Campus networks that need users on the network to not go through a relays but to appear to originate from the network must make changes documented at "Prepare your network or web server for iCloud Private Relay."
Systems that assume region or city level geo-accuracy when interpreting IP address may only get country level accuracy if the user chooses that setting in the relay configuration.
Google and Mozilla's VPNs do not seem to have publicized their final IP address ranges, nor any DNS to block in order to signal that VPN or relay use is unwelcome on the network.
|Robot identification||CAPTCHA solving is hard on mobile, challenging for accessibility reasons. Some CDNs essentially fingerprint browsers to distinguish "real" from "bot" surfing.|
Privacy Pass was introduced by Cloudflare (06/08/2022) and Apple (as Private Access Tokens). Work has been transferred to the IETF PrivacyPass working group. There are PrivacyPass plugins for Firefox and Chrome; believe its built into Safari.
|No impact to federated authentication. Potential impact at sites that use CDNs to manage traffic.|
Secondary sources and articles
- Chrome's "Privacy Sandbox", phasing out some third party cookies and including Shared Storage, starts general availability in Q3 2023
Chavez, Anthony. “The next Stages of Privacy Sandbox: General Availability and Supporting Scaled Testing.” The Privacy Sandbox News, May 18, 2023.
- Lardinois, Frederic. “Google Will Disable Third-Party Cookies for 1% of Chrome Users in Q1 2024.” TechCrunch, May 18, 2023.

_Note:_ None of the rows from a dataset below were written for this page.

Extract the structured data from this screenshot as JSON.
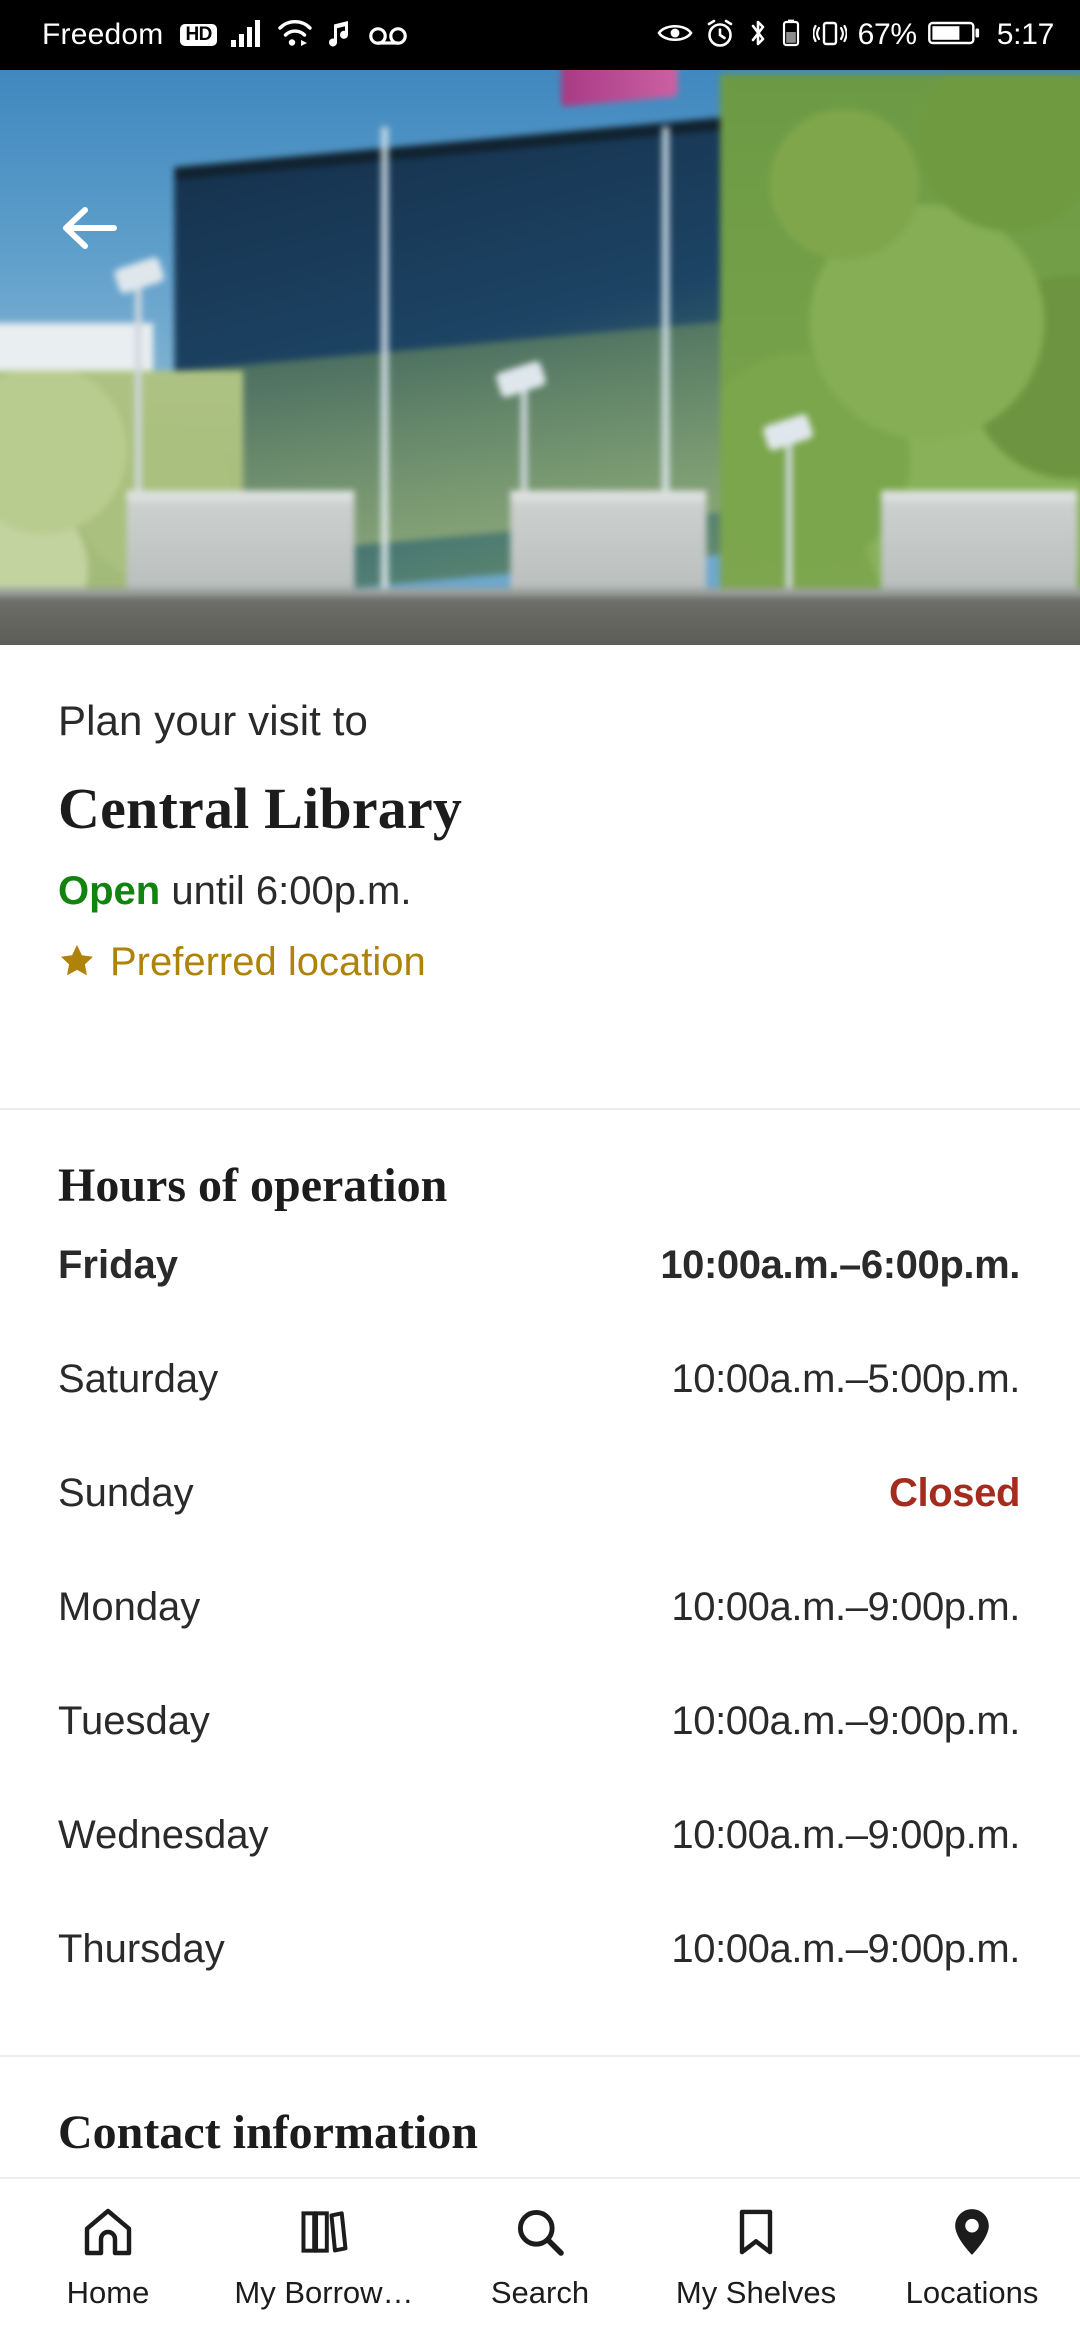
{
  "status_bar": {
    "carrier": "Freedom",
    "hd_badge": "HD",
    "battery_percent": "67%",
    "time": "5:17",
    "left_icons": [
      "hd-badge-icon",
      "signal-bars-icon",
      "wifi-icon",
      "music-note-icon",
      "voicemail-icon"
    ],
    "right_icons": [
      "eye-icon",
      "alarm-clock-icon",
      "bluetooth-icon",
      "bluetooth-battery-icon",
      "vibrate-icon",
      "battery-icon"
    ]
  },
  "hero": {
    "back_icon": "back-arrow-icon",
    "photo_description": "Central Library exterior"
  },
  "intro": {
    "plan_visit": "Plan your visit to",
    "library_name": "Central Library",
    "open_word": "Open",
    "open_rest": " until 6:00p.m.",
    "preferred_label": "Preferred location",
    "star_icon": "star-icon"
  },
  "hours": {
    "heading": "Hours of operation",
    "rows": [
      {
        "day": "Friday",
        "value": "10:00a.m.–6:00p.m.",
        "today": true,
        "closed": false
      },
      {
        "day": "Saturday",
        "value": "10:00a.m.–5:00p.m.",
        "today": false,
        "closed": false
      },
      {
        "day": "Sunday",
        "value": "Closed",
        "today": false,
        "closed": true
      },
      {
        "day": "Monday",
        "value": "10:00a.m.–9:00p.m.",
        "today": false,
        "closed": false
      },
      {
        "day": "Tuesday",
        "value": "10:00a.m.–9:00p.m.",
        "today": false,
        "closed": false
      },
      {
        "day": "Wednesday",
        "value": "10:00a.m.–9:00p.m.",
        "today": false,
        "closed": false
      },
      {
        "day": "Thursday",
        "value": "10:00a.m.–9:00p.m.",
        "today": false,
        "closed": false
      }
    ]
  },
  "contact": {
    "heading": "Contact information"
  },
  "bottom_nav": {
    "items": [
      {
        "label": "Home",
        "icon": "home-icon",
        "active": false
      },
      {
        "label": "My Borrow…",
        "icon": "books-icon",
        "active": false
      },
      {
        "label": "Search",
        "icon": "search-icon",
        "active": false
      },
      {
        "label": "My Shelves",
        "icon": "bookmark-icon",
        "active": false
      },
      {
        "label": "Locations",
        "icon": "location-pin-icon",
        "active": true
      }
    ]
  },
  "colors": {
    "open_green": "#13830F",
    "closed_red": "#A62B1F",
    "preferred_gold": "#AF8209",
    "text_primary": "#1c1c1c",
    "divider": "#ececec"
  }
}
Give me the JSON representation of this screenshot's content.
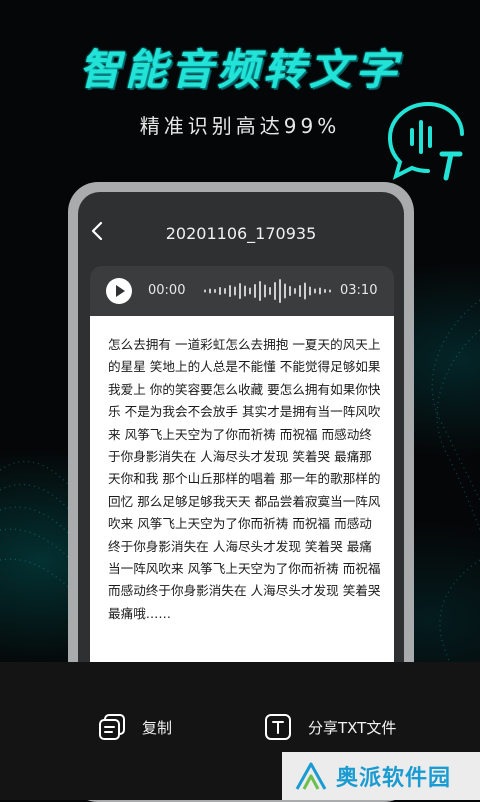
{
  "promo": {
    "headline": "智能音频转文字",
    "subtitle": "精准识别高达99%",
    "accent_color": "#22e3d6",
    "logo_icon": "speech-bubble-sound-text-icon"
  },
  "screen": {
    "back_icon": "chevron-left-icon",
    "file_title": "20201106_170935",
    "player": {
      "play_icon": "play-icon",
      "current_time": "00:00",
      "total_time": "03:10",
      "progress": 0
    },
    "transcript": "怎么去拥有 一道彩虹怎么去拥抱 一夏天的风天上的星星 笑地上的人总是不能懂 不能觉得足够如果我爱上 你的笑容要怎么收藏 要怎么拥有如果你快乐 不是为我会不会放手 其实才是拥有当一阵风吹来 风筝飞上天空为了你而祈祷 而祝福 而感动终于你身影消失在 人海尽头才发现 笑着哭 最痛那天你和我 那个山丘那样的唱着 那一年的歌那样的回忆 那么足够足够我天天 都品尝着寂寞当一阵风吹来 风筝飞上天空为了你而祈祷 而祝福 而感动终于你身影消失在 人海尽头才发现 笑着哭 最痛当一阵风吹来 风筝飞上天空为了你而祈祷 而祝福 而感动终于你身影消失在 人海尽头才发现 笑着哭 最痛哦……"
  },
  "actions": {
    "copy_label": "复制",
    "copy_icon": "copy-icon",
    "share_label": "分享TXT文件",
    "share_icon": "text-file-icon"
  },
  "watermark": {
    "text": "奥派软件园",
    "logo": "aopai-logo",
    "color": "#1a9bd1"
  }
}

- " Starting in early 2024, Google plans to migrate 1% of Chrome users to Privacy Sandbox and disable third-party cookies for them"
Merewood, Rowan, and Alexandria White. “Preparing to Ship the Privacy Sandbox Relevance and Measurement APIs.” Chrome Developers, May 18, 2023.
- "CHIPS: Allow developers to opt-in a cookie to partitioned storage, with a separate cookie jar per top-level site. CHIPS became available in Chrome Stable in February 2023."
- "Federated Credential Management (FedCM): Support federated identity without sharing the user's email address or other identifying information with a third-party service or website, unless the user explicitly agrees to do so. FedCM shipped in November 2022."
- Web Environment Integrity
- Privacy Pass
- Thibault Meunier, Cloudflare https://www.usenix.org/conference/pepr23/presentation/meunier Tuesday, September 12, 2023 - 11:50 am–12:10 pm
We also have a collection of Slides, blogs, and videos from the community.
[Hamilton] Dave Hamilton, “Digging into Apple’s ICloud Private Relay,” The Mac Observer, June 9, 2021, accessed May 24, 2023, https://www.macobserver.com/tips/deep-dive/digging-into-apples-icloud-private-relay/.
[RFC-7258] S. Farrell and H. Tschofenig, “RFC-7258 BCP-188 Pervasive Monitoring Is an Attack,” IETF, Best Current Practice RFC7258, May 2014 [Online]. Available: https://tools.ietf.org/html/rfc7258. [Accessed: Feb. 03, 2016]
[W3C TAG 2015] M. Nottingham, “Unsanctioned Web Tracking,” W3C, W3C TAG Finding, Jul. 2015 [Online]. Available: https://www.w3.org/2001/tag/doc/unsanctioned-tracking/. [Accessed: Aug. 20, 2021]